any one got any comments?

2 comments:

Patrick Porter said...

cool stuff, a 'hidden transcript' story, and it seems one of resistance to fascist mythologising. send me a copy at once!

P

claude said...

This looks great - you've clearly got a pretty good idea of what you want to produce and you attend to theoretical perspectives that naturally arise. Some things:

"Yet individuals, families and private groups remembered the war in ways which did not always correspond with fascist rhetoric."

Is this about divergence from a politically constructed historical narrative? (Ha, is there any other kind.) Can you say narrative instead of rhetoric?

"The tensions and interactions between memory and commemoration, between private and public discourses and between individual and collective memory produced a highly textured picture, in which citizens' understanding of the war could vary considerably."

This is a bit waffly and is pretty heavily implicated in what you've already said, ie "[through manipulation of the public sphere] Fascism proposed a particular interpretation of the war".

This does look really interesting, but your sources are rather cramped into a sentence or two. At what point does private communal participation in commemoration become a public act? Public spheres are always warping deviant in this way: that's implied in their status as political actors. So what was special about the Fascist appropriations? What *kinds* of discourse did they try to set up, and how successful were they in those attempts? I don't mean what lies did they tell, but how they told 'em.

Your last sentence asks the big public sphere question, ie, how can we still attach cultural value, for example, when other values (like political or financial) are entailed? This is the kind of theoretical question that would swallow me whole, of course, which is why I'm a literature student and not a historian. But it seems like that tension is the peg you have to hang your article on, not vice versa.

How did citizens construct their own narratives? In what ways did they swallow the more subtle bits of manipulation?

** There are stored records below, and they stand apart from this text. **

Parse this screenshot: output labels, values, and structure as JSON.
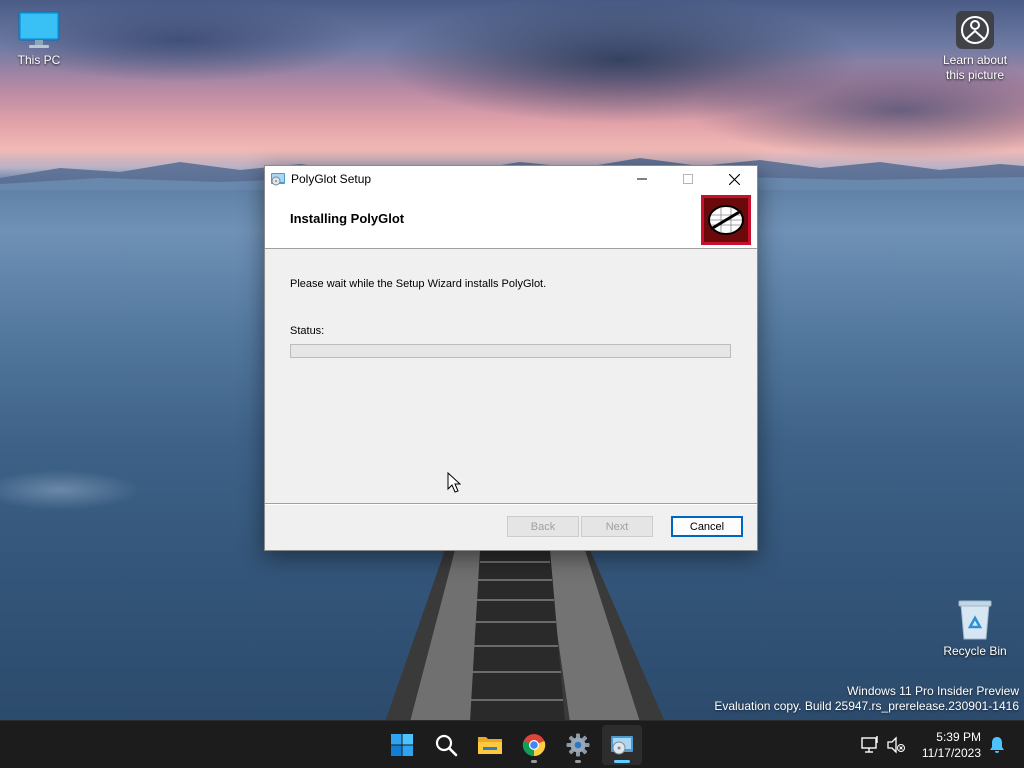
{
  "desktop": {
    "icons": [
      {
        "label": "This PC",
        "icon": "monitor-icon"
      },
      {
        "label": "Learn about this picture",
        "icon": "camera-icon"
      },
      {
        "label": "Recycle Bin",
        "icon": "recycle-bin-icon"
      }
    ],
    "watermark": {
      "line1": "Windows 11 Pro Insider Preview",
      "line2": "Evaluation copy. Build 25947.rs_prerelease.230901-1416"
    }
  },
  "window": {
    "title": "PolyGlot Setup",
    "heading": "Installing PolyGlot",
    "message": "Please wait while the Setup Wizard installs PolyGlot.",
    "status_label": "Status:",
    "progress": 0,
    "buttons": {
      "back": "Back",
      "next": "Next",
      "cancel": "Cancel"
    }
  },
  "taskbar": {
    "apps": [
      {
        "name": "start",
        "icon": "windows-logo-icon"
      },
      {
        "name": "search",
        "icon": "search-icon"
      },
      {
        "name": "file-explorer",
        "icon": "folder-icon"
      },
      {
        "name": "chrome",
        "icon": "chrome-icon"
      },
      {
        "name": "settings",
        "icon": "gear-icon"
      },
      {
        "name": "setup",
        "icon": "installer-icon"
      }
    ],
    "clock": {
      "time": "5:39 PM",
      "date": "11/17/2023"
    }
  },
  "colors": {
    "accent": "#0067c0",
    "logo_red": "#c8102e",
    "taskbar": "#1c1c1c"
  }
}
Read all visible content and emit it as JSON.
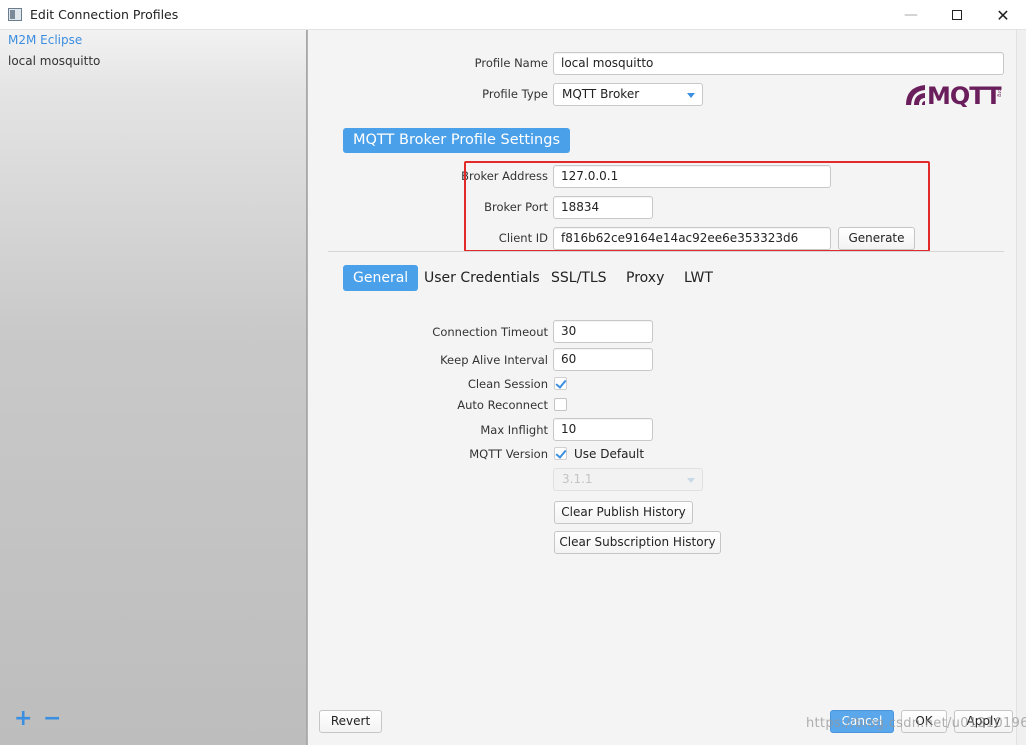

(Will you be looking at specifically how futurism pimped homogeneity? Who would have thought I'd ask an aesthetic question.)

This is disorganised - I'm sorry. And sorry for the delay.